She celebrated her forty-eighth birthday at the Angelus Temple by appearing dressed in red gingham frock and sunbonnet, carrying a milk pail as she had done in her Canadian farmhouse days. She poured out drinks of milk for the front-row worshippers and then took a collection in the empty pail. Then she vanished, reappeared in a stunning white satin gown and preached a sermon entitled My Dear Diary. As late as 1939 she got a big welcome back to Los Angeles from one of her trips. In her hand she was carrying a significant symbol; a bird in a gilded cage.

On Sept. 26, 1944, at Oakland, Calif., after years of news blackouts, and when she was fifty-four years old, Aimee Semple McPherson rode to an open-air Bible meeting in a buggy. To her amazement she found ten thousand people there. According to her son Rolf she was “very keyed up” by this unexpectedly warm reception. Next morning Rolf found her unconscious in her room at the Leamington Hotel. She died the following day from an overdose of sleeping tablets.

Her will showed personal property of only ten thousand dollars, most of which was divided between her children.

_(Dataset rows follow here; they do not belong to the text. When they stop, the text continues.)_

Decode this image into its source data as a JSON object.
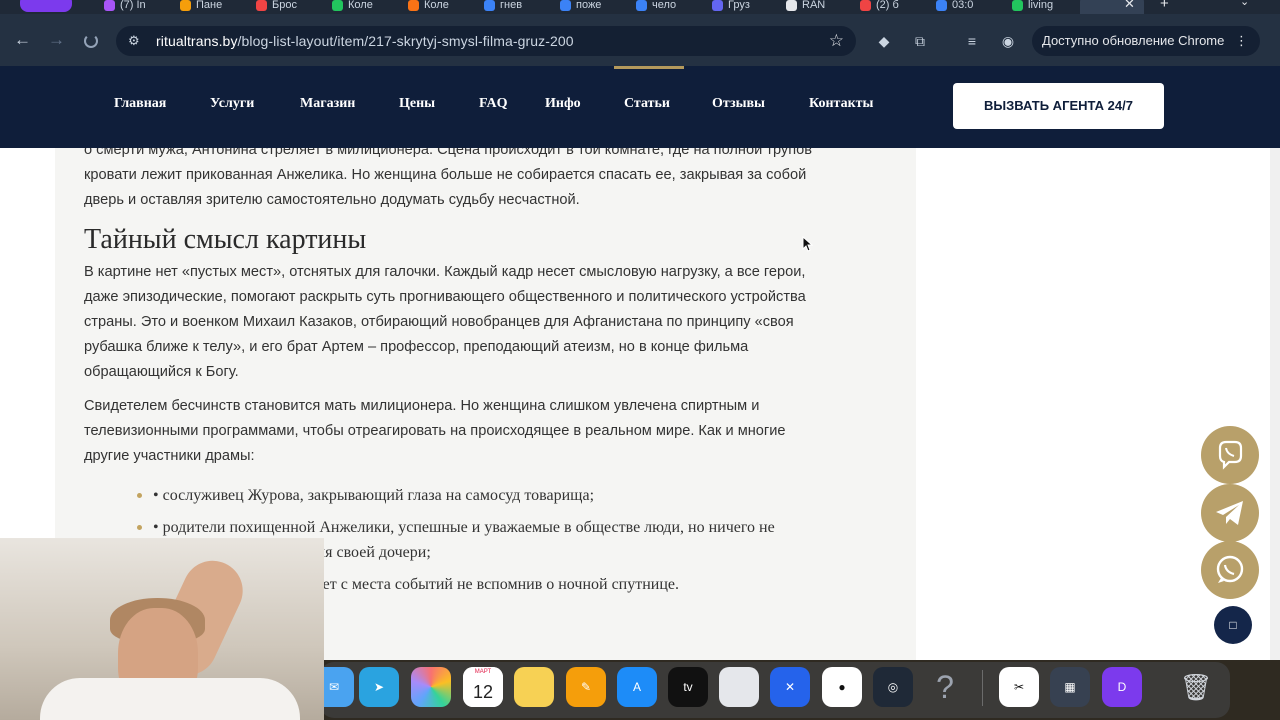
{
  "browser": {
    "tabs": [
      {
        "label": "(7) In",
        "color": "#a855f7"
      },
      {
        "label": "Пане",
        "color": "#f59e0b"
      },
      {
        "label": "Брос",
        "color": "#ef4444"
      },
      {
        "label": "Коле",
        "color": "#22c55e"
      },
      {
        "label": "Коле",
        "color": "#f97316"
      },
      {
        "label": "гнев",
        "color": "#3b82f6"
      },
      {
        "label": "поже",
        "color": "#3b82f6"
      },
      {
        "label": "чело",
        "color": "#3b82f6"
      },
      {
        "label": "Груз",
        "color": "#6366f1"
      },
      {
        "label": "RAN",
        "color": "#e5e7eb"
      },
      {
        "label": "(2) б",
        "color": "#ef4444"
      },
      {
        "label": "03:0",
        "color": "#3b82f6"
      },
      {
        "label": "living",
        "color": "#22c55e"
      }
    ],
    "new_tab_symbol": "+",
    "url_host": "ritualtrans.by",
    "url_path": "/blog-list-layout/item/217-skrytyj-smysl-filma-gruz-200",
    "update_label": "Доступно обновление Chrome"
  },
  "site": {
    "nav": [
      "Главная",
      "Услуги",
      "Магазин",
      "Цены",
      "FAQ",
      "Инфо",
      "Статьи",
      "Отзывы",
      "Контакты"
    ],
    "cta_label": "ВЫЗВАТЬ АГЕНТА 24/7"
  },
  "article": {
    "intro_lines": [
      "о смерти мужа, Антонина стреляет в милиционера. Сцена происходит в той комнате, где на полной трупов",
      "кровати лежит прикованная Анжелика. Но женщина больше не собирается спасать ее, закрывая за собой",
      "дверь и оставляя зрителю самостоятельно додумать судьбу несчастной."
    ],
    "heading": "Тайный смысл картины",
    "paragraph1_lines": [
      "В картине нет «пустых мест», отснятых для галочки. Каждый кадр несет смысловую нагрузку, а все герои,",
      "даже эпизодические, помогают раскрыть суть прогнивающего общественного и политического устройства",
      "страны. Это и военком Михаил Казаков, отбирающий новобранцев для Афганистана по принципу «своя",
      "рубашка ближе к телу», и его брат Артем – профессор, преподающий атеизм, но в конце фильма",
      "обращающийся к Богу."
    ],
    "paragraph2_lines": [
      "Свидетелем бесчинств становится мать милиционера. Но женщина слишком увлечена спиртным и",
      "телевизионными программами, чтобы отреагировать на происходящее в реальном мире. Как и многие",
      "другие участники драмы:"
    ],
    "bullets": [
      [
        "• сослуживец Журова, закрывающий глаза на самосуд товарища;"
      ],
      [
        "• родители похищенной Анжелики, успешные и уважаемые в обществе люди, но ничего не",
        "ния своей дочери;"
      ],
      [
        "кает с места событий не вспомнив о ночной спутнице."
      ]
    ]
  },
  "floating": [
    {
      "name": "viber-button",
      "icon": "viber-icon"
    },
    {
      "name": "telegram-button",
      "icon": "telegram-icon"
    },
    {
      "name": "whatsapp-button",
      "icon": "whatsapp-icon"
    }
  ],
  "scroll_top_symbol": "□",
  "dock": {
    "calendar_month": "МАРТ",
    "calendar_day": "12",
    "tv_label": "tv",
    "help_symbol": "?",
    "apps": [
      "mail-icon",
      "telegram-icon",
      "photos-icon",
      "calendar-icon",
      "notes-icon",
      "pages-icon",
      "app-store-icon",
      "apple-tv-icon",
      "iphone-mirroring-icon",
      "xcode-icon",
      "chat-app-icon",
      "obs-icon",
      "help-icon",
      "capcut-icon",
      "calculator-icon",
      "app-icon",
      "trash-icon"
    ]
  },
  "colors": {
    "header_bg": "#0f1e3a",
    "accent_gold": "#b8a06a",
    "article_bg": "#f5f5f3"
  }
}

She left Ma Kennedy ten dollars.

In the moment of her departure from this life Aimee may have found some consolation in the memory that not long before she had given her mother a good punch on the nose.